Radioactive wastes are created at each stage of the nuclear fuel chain: uranium mining, milling, refining, fabrication, and end uses (including military, medical and electricity production).
Wastes are classified into low-level, intermediate level or high level; classification of waste follows two criteria : the duration of the radioactivity and the intensity of this radioactivity. Duration is linked with the time necessary for the radioactivity of a radio-active element to be cut in half, called the half-life.
Definition: Radioactive by-products resulting from fusion, fission, refinement, or processing of radioactive materials. Definition Source: Webster's II New Riverside University Dictionary
Nuclear fuel waste is also called high level waste, spent fuel, or highly radioactive waste, and is created by operating nuclear reactors, which convert the uranium fuel into high level radioactive waste
As of June 30, 2019, a total of approximately 2.9 million used CANDU fuel bundles (approx. 56,500 tonnes of heavy metal (t-HM)) were in storage at the reactor sites, an increase of approximately 81,800 bundles since the 2018 NWMO Nuclear Fuel Waste Projections report. For the existing reactor fleet, the total projected number of used fuel bundles produced to end of life of the reactors is approximately 5.5 million used CANDU fuel bundles (approx. 106,000 t-HM). The projection is based on the published plans to refurbish and life-extend all Darlington and Bruce reactors as well as continued operation of Pickering B until 2024 [NWMO Fuel Waste Projections, Sept 2019, NWMO-TR-2019-14]
What is nuclear waste?
A public interest information project about nuclear waste burial in Canada.
Nuclear fuel waste consists of fuel bundles that have been used by a nuclear power plant to generate electricity and then removed from the reactor. A fuel bundle is about the size and shape of a fireplace log. It weighs about 24 kilograms and is about half a metre long.
This intensely radioactive material is called high level nuclear waste.-Spent fuel contains hundreds of radioactive substances created inside the reactors: (1) when uranium atoms split, the fragments are radioactive; these are the "fission products"; (2) when uranium atoms absorb neutrons without splitting, they are transmuted into "transuranium elements" such as plutonium, americium, and curium. Due to the presence of these toxic materials, spent fuel remains extremely dangerous for millions of years.

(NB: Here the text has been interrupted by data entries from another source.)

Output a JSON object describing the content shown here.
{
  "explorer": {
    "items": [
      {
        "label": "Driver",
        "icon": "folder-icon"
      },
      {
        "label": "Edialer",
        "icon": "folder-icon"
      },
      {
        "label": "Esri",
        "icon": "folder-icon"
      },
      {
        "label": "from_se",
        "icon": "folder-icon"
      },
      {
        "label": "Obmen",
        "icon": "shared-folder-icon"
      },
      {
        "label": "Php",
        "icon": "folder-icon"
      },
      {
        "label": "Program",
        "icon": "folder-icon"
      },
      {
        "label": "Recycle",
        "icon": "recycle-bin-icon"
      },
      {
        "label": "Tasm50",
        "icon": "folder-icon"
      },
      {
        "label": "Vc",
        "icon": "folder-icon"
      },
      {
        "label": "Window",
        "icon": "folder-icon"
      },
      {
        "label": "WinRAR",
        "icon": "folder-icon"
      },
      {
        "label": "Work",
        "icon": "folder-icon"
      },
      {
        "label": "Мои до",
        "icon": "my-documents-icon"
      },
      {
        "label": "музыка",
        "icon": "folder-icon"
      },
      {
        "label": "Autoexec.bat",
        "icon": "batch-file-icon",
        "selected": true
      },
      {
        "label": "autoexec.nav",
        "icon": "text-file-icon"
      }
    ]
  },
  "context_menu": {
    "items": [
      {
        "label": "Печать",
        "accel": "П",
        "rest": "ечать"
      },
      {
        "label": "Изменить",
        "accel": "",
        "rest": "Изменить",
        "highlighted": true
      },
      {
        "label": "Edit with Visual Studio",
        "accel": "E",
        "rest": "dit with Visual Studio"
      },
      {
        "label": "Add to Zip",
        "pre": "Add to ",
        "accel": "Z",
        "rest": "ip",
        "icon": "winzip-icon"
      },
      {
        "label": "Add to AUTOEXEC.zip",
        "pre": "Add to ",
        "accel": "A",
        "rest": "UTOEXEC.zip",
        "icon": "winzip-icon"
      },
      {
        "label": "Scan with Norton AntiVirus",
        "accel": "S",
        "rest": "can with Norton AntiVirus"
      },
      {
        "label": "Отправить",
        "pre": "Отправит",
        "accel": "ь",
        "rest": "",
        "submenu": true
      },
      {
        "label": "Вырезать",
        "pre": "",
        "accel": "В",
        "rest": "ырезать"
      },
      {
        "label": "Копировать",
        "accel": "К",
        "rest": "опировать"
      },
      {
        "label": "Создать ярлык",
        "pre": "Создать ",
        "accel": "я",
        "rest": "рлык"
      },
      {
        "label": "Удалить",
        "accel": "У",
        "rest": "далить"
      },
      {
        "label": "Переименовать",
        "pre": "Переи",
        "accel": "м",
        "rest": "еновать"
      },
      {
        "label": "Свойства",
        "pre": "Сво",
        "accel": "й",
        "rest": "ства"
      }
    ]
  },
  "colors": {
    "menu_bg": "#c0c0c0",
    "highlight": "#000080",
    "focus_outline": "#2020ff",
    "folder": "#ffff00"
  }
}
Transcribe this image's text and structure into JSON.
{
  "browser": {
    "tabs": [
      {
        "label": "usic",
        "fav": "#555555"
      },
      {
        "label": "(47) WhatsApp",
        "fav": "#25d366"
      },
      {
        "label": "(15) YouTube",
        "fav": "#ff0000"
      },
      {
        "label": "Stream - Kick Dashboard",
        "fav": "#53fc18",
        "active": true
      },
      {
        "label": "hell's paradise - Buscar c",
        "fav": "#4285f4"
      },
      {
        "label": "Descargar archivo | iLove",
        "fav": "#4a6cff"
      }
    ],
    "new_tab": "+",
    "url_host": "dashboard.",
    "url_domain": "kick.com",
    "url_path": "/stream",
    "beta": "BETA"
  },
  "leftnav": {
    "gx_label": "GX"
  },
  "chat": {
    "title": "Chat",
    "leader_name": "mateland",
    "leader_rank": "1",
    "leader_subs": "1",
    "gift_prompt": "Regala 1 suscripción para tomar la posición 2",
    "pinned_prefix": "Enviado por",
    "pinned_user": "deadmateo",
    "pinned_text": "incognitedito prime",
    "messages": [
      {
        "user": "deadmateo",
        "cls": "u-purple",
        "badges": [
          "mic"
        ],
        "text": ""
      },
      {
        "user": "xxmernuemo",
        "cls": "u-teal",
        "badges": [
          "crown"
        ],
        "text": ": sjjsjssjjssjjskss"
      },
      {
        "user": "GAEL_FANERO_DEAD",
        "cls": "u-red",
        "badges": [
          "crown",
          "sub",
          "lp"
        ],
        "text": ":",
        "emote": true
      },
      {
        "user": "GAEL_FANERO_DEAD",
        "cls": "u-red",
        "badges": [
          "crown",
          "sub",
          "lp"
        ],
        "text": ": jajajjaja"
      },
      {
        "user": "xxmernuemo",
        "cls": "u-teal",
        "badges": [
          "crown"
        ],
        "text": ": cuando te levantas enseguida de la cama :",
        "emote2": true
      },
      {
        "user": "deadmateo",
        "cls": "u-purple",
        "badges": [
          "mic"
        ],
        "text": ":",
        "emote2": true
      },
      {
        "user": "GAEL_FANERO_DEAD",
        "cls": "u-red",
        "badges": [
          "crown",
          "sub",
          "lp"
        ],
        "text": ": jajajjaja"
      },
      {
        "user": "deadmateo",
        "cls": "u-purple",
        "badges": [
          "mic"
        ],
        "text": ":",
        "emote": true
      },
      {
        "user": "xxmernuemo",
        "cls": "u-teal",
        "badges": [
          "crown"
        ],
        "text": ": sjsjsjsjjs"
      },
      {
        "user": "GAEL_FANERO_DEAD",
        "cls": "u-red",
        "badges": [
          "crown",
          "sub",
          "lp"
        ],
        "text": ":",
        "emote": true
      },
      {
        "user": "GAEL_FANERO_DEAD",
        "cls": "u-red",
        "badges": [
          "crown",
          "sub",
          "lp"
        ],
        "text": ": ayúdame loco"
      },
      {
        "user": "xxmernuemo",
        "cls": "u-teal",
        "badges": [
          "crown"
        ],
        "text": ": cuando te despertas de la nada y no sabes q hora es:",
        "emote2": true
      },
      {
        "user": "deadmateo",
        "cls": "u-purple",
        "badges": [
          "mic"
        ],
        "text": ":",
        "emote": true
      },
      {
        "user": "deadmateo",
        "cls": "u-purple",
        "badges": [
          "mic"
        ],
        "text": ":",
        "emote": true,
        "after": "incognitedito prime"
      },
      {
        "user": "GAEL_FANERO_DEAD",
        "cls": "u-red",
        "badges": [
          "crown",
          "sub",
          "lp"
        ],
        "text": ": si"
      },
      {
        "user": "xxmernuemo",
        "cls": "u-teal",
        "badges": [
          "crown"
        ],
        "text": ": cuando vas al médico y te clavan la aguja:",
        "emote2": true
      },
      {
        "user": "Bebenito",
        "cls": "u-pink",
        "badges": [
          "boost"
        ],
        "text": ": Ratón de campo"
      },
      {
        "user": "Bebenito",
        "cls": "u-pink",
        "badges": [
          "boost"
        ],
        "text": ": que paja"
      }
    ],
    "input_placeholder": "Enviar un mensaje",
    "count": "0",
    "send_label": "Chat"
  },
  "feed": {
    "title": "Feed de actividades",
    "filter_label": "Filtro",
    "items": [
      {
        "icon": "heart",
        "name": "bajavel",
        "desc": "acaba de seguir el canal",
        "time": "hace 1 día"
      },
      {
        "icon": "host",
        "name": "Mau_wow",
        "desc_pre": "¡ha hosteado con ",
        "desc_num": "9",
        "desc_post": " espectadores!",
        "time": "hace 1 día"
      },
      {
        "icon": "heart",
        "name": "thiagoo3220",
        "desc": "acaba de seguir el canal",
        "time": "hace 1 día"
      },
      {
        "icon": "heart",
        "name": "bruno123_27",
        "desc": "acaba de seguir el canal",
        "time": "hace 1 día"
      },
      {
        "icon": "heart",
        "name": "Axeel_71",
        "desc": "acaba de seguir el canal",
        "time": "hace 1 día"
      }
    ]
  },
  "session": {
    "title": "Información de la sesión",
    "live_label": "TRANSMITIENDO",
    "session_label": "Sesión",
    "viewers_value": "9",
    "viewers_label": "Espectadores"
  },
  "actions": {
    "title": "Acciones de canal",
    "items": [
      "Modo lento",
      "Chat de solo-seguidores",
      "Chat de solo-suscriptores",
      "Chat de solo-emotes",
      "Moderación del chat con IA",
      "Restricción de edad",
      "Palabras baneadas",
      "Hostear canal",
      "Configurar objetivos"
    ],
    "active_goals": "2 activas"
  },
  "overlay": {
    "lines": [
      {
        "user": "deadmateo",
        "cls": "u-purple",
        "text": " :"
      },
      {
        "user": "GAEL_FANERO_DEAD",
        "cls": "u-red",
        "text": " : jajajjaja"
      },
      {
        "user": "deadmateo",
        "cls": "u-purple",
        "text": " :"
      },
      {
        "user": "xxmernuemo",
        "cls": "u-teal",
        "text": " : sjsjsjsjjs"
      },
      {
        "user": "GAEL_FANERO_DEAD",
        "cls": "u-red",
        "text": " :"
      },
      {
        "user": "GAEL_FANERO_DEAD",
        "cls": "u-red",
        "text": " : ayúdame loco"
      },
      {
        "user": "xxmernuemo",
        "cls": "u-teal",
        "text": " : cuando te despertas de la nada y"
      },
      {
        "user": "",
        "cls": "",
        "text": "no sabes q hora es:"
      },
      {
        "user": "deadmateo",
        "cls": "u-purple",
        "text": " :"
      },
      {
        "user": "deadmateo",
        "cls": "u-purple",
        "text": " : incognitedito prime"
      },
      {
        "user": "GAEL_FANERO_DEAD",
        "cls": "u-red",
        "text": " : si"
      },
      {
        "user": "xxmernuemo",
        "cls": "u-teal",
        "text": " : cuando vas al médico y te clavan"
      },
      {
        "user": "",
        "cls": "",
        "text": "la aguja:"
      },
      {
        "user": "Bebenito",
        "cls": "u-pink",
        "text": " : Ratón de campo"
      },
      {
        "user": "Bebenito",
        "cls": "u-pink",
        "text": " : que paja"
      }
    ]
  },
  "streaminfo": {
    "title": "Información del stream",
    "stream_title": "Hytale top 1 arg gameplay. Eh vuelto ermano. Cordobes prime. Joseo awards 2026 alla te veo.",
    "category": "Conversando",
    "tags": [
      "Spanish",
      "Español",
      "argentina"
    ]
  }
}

Nuclear power plants have been producing electricity commercially in Canada since the early 1960s. Today, five plants in three provinces house 22 nuclear power reactors